On the Right Track: $55M SR 347 Expansion Over UPRR

Big Easy Could Have Learned From Lake Okeechobee Flood

Thu September 29, 2005 - National Edition
Jill Barton - ASSOCIATED PRESS



LAKE OKEECHOBEE, FL (AP) A massive hurricane washes out 20 mi. of dike, flooding homes and cities and drowning thousands, most of them too poor to heed warnings to evacuate. Authorities in Florida learned from the 1928 disaster at Lake Okeechobee and have spent decades building a bigger, stronger levee around the lake, one of the nation’s largest.

But those lessons weren’t adopted in New Orleans, and officials there must now learn from what could be an even deadlier tragedy.

The devastation wrought by Katrina and the Lake Okeechobee hurricanes are sadly similar. In 1928, Florida officials knew a big storm could flood the farming communities surrounding Lake Okeechobee with devastating consequences.

They had a warning two years earlier, when a hurricane clipped a corner of the lake and caused a breach that drowned 150 people in rural Moore Haven. When the 1928 hurricane hit, authorities had been talking about the need for a stronger dike but political wrangling put off construction, said Eliot Kleinberg, author of “Black Cloud: The Deadly Hurricane of 1928.”

“Everybody knew the dike could break and there could be flooding,” Kleinberg said. “But they were unwilling to imagine the unimaginable.”

The unimaginable happened when a catastrophic hurricane came ashore in Palm Beach and pushed 30 mi. inland to Lake Okeechobee. The levee failed and a 20-mi. wall of water rushed out of the lake. People watched the water swallow houses as they climbed desperately into attics or trees for safety.

“What happened in New Orleans in a matter of days, happened in Lake Okeechobee in a matter of hours,” Kleinberg said.

John Hendry saw his house blown down around him and he took his wife and three young children into the yard where he tied them in a tree to protect them from the wind and rising water. When the floods reached their feet, he moved his family farther up the tree to escape, said Bill Barnes, who was 7 at the time and later became Hendry’s stepson.

The water stayed for six weeks before receding. More than 2,500 died. Most were poor, black farmworkers from the Caribbean who had no cars and no way out of the storm’s path.

New Orleans and Lake Pontchartrain were even more vulnerable when Katrina hit. A city below sea level fills with water more easily and a lake connected to the Gulf is susceptible to tidal surges. Katrina caused two levees to break, spilling dirty water into more than 80 percent of the city as high as 20 ft. Estimates of the death toll have surpassed 10,000 people. Many of the dead also were too poor to escape. Scott Hagen, associate professor of civil and environmental engineering at University of Central Florida, said the levee system isn’t designed for the slim chance that a disastrous event will occur.

“There’s always a chance we can have an extreme event,” Hagen said. “But it comes down to cost. How much are we as a society willing to invest? And how much risk are we willing to live with?”

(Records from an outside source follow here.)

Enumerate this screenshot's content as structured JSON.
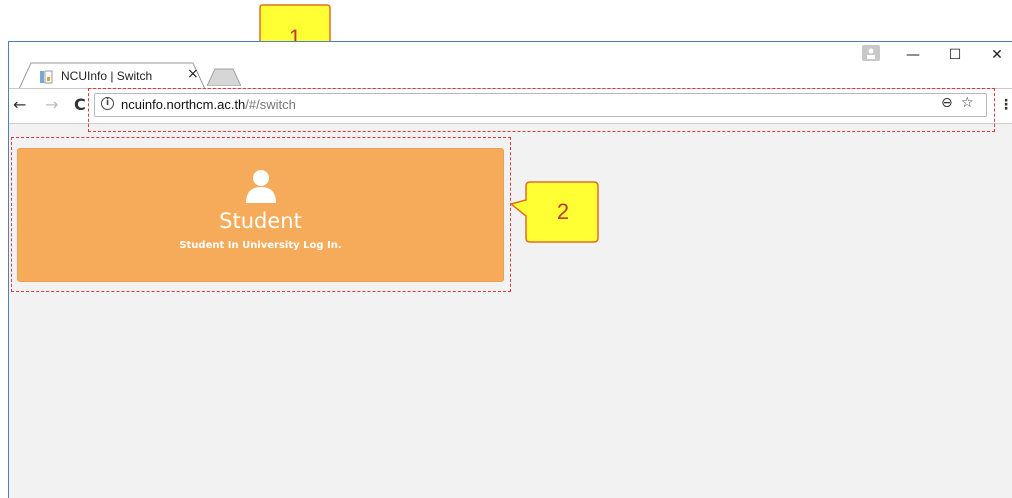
{
  "tab": {
    "title": "NCUInfo | Switch",
    "close": "×"
  },
  "window_controls": {
    "minimize": "—",
    "maximize": "☐",
    "close": "✕"
  },
  "nav": {
    "back": "←",
    "forward": "→",
    "reload": "C"
  },
  "address": {
    "host": "ncuinfo.northcm.ac.th",
    "path": "/#/switch",
    "info": "i"
  },
  "toolbar_icons": {
    "zoom": "⊖",
    "star": "☆",
    "menu": "⋮"
  },
  "card": {
    "title": "Student",
    "subtitle": "Student In University Log In.",
    "color": "#f5ab5a"
  },
  "annotations": [
    {
      "label": "1"
    },
    {
      "label": "2"
    }
  ],
  "colors": {
    "annotation_border": "#e0373a",
    "callout_fill": "#ffff33",
    "callout_stroke": "#e07020"
  }
}
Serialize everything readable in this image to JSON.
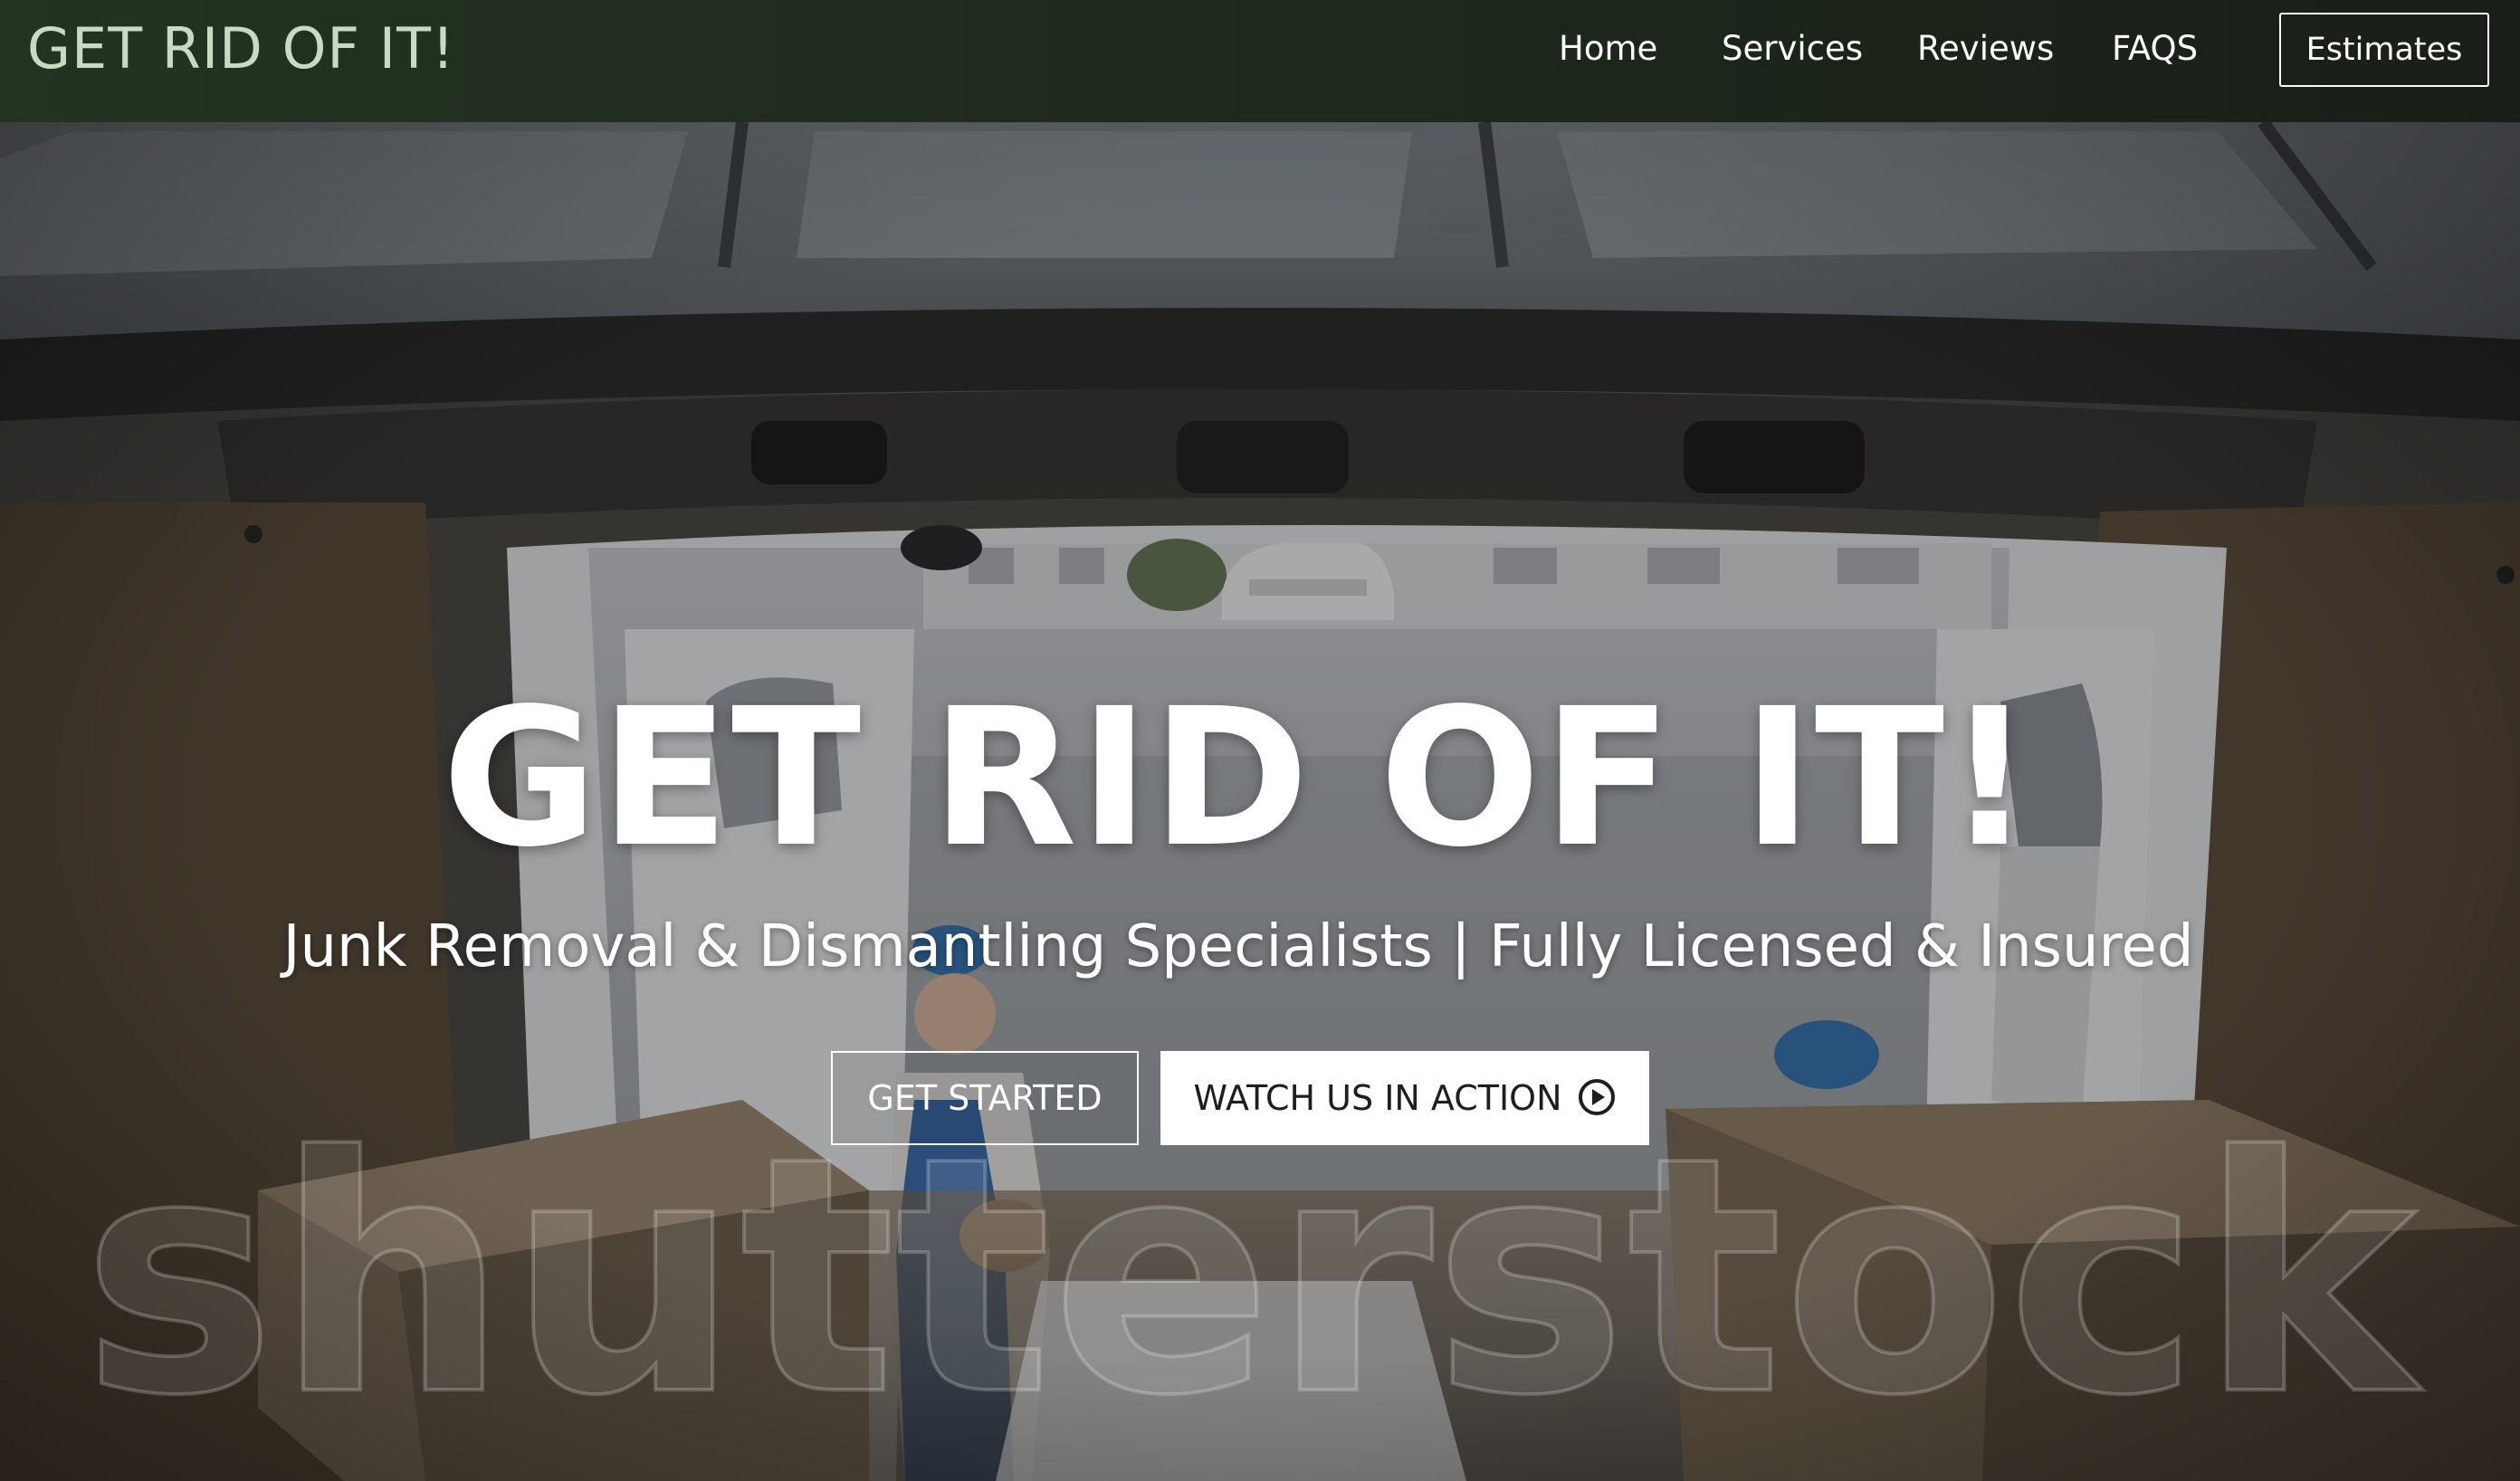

In Florida, where an unprecedented four hurricanes slammed the coast last year, authorities have spent decades trying to lessen the risk to residents. At Lake Okeechobee, which covers 700 sq. mi. in south-central Florida, engineers have taken into account two worst-case scenario storms to design the dam.

Corps officials have planned for a Category 3 storm hitting the lake at an unlikely high level of more than 21 ft. After last year’s four hurricanes, the lake reached only 18 ft. Engineers also have planned for a double hit, studying what would happen if a hurricane such as the Category 5 Andrew in 1992 came across from the east and a second storm hit from the southwest, said Susan Sylvester, a Corps hydraulic engineer and water management specialist.

If a hurricane causes a breach, water managers have 50,000 tons of material to repair the dike at 16 locations around the lake. They can drive on the 15-ft. wide crest to reach the breaches — something officials could not do on the skinny Lake Pontchartrain levee.

To repair the breach there, military helicopters dropped 150 sandbags, each weighing 3,000 lbs., to temporarily plug holes.

Lake Okeechobee’s levee suffered no damage during last year’s four hurricanes — though 11 structures on the east side of the lake were damaged, said Jacob Davis, the dike’s project engineer.

Still, the levee is not perfect. It has leaks and boils that require sandbags and repairs. Corps officials are rehabilitating a 4.6-mi. stretch near Port Mayaca that will eventually reach 22 mi. south to Belle Glade.

But the lake has natural protections. Because it sits 30 mi. inland, a hurricane is likely to lose strength once it leaves the warm ocean waters. The wind could slosh the lake water over the top of the levee but it would never be affected by the storm surge at the coast.